Olmert's attorney, Eli Zohar, requested Mazuz promptly launch a probe to find out who gave the media transcripts of Olmert's police questioning.

"The leaks from the prime minister's investigation have crossed all boundaries," Zohar wrote.

Transcripts from a May 2 interrogation, appeared in the daily Maariv yesterday. According to the transcripts, Olmert told investigators 58 different times that he could not answer their questions because he could not remember the details.

When investigators asked Olmert whether Morris Talansky, a Jewish-American fund-raiser who is suspected of giving Olmert illicit funds, had covered Olmert's stay at the Washington, D.C. Ritz Carlton on his credit card, Olmert replied: "I don't recall, but it is possible."

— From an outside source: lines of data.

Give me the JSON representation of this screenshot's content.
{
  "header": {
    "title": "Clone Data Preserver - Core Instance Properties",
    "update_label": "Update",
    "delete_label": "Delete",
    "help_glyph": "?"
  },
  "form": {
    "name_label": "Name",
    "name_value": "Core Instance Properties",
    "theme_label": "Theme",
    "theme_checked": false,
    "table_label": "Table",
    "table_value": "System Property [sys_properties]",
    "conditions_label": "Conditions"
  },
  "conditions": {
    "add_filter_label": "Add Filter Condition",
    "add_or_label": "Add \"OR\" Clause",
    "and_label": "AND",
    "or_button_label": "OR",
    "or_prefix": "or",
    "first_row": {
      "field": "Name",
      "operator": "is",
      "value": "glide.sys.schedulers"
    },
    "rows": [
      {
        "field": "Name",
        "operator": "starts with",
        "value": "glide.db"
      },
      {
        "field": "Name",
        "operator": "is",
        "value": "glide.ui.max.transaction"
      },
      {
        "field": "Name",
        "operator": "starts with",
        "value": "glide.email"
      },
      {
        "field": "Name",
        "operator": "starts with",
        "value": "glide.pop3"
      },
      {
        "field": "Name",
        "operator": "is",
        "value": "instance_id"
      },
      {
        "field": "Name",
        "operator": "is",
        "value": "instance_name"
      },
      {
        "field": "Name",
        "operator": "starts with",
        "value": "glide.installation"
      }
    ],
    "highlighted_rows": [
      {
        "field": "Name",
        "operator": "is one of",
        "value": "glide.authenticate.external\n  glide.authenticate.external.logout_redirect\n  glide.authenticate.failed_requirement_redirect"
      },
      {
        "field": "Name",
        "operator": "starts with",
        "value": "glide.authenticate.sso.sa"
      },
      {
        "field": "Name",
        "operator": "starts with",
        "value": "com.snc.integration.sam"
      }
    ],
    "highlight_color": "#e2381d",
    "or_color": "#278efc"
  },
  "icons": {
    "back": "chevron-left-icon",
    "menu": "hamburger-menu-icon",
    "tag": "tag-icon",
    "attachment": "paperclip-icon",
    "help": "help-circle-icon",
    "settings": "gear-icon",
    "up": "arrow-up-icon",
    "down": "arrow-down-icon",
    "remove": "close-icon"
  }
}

Later, Olmert was asked about a May 17, 2004 meeting with Talansky, immediately after Olmert landed in New York. The meeting was over in 15 minutes. When Olmert was asked what happened during the meeting, he said he had no comment.

In addition, Yedioth Ahronoth published a transcript from a May 23 interrogation yesterday. During that questioning session, Olmert admitted to receiving money from Talansky, but maintained he wasn't sure about some of the details. "It might have been a hundred dollars ... maybe a thousand or two," he said, when asked how much he had received.

During questioning, Olmert requested his interrogators document the questions and answers via a protocol. One of the investigators, who had been allotted an hour to quiz the premier, commented this would slow down the investigation.

"We won't get anything done," the investigator said. To this, Olmert replied: "I don't know what we will get done. You asked for an hour and I gave you an hour. I'm not trying to bog down your investigation."

Another attorney representing Olmert, Navot Tel Tzur, told the Jerusalem District Court yesterday that the media has crossed a new line. "It borders on disruption of proper procedure, and we call on the Prosecutor's Office to stop it," Tel Tzur said during Talansky's cross-examination.

State Prosecutor Moshe Lador concurred with Tel Tzur that leaks were a "serious problem," adding, "This is a problem for other cases as well. If we find the source of the leak, we will deal with those responsible with all the means at our disposal."

Lador added that he did not think the leak came from a public worker, including the police and the State Prosecutor's Office.

Olmert's media consultant, Amir Dan, said the publication of the transcriptions was "the best proof that the State Prosecutor's Office and police feel Talansky's testimony is crumbling in their hands." He added: "For them, this is the regular modus operandi. Every time something falls through, they go out and leak another bit to make up for it."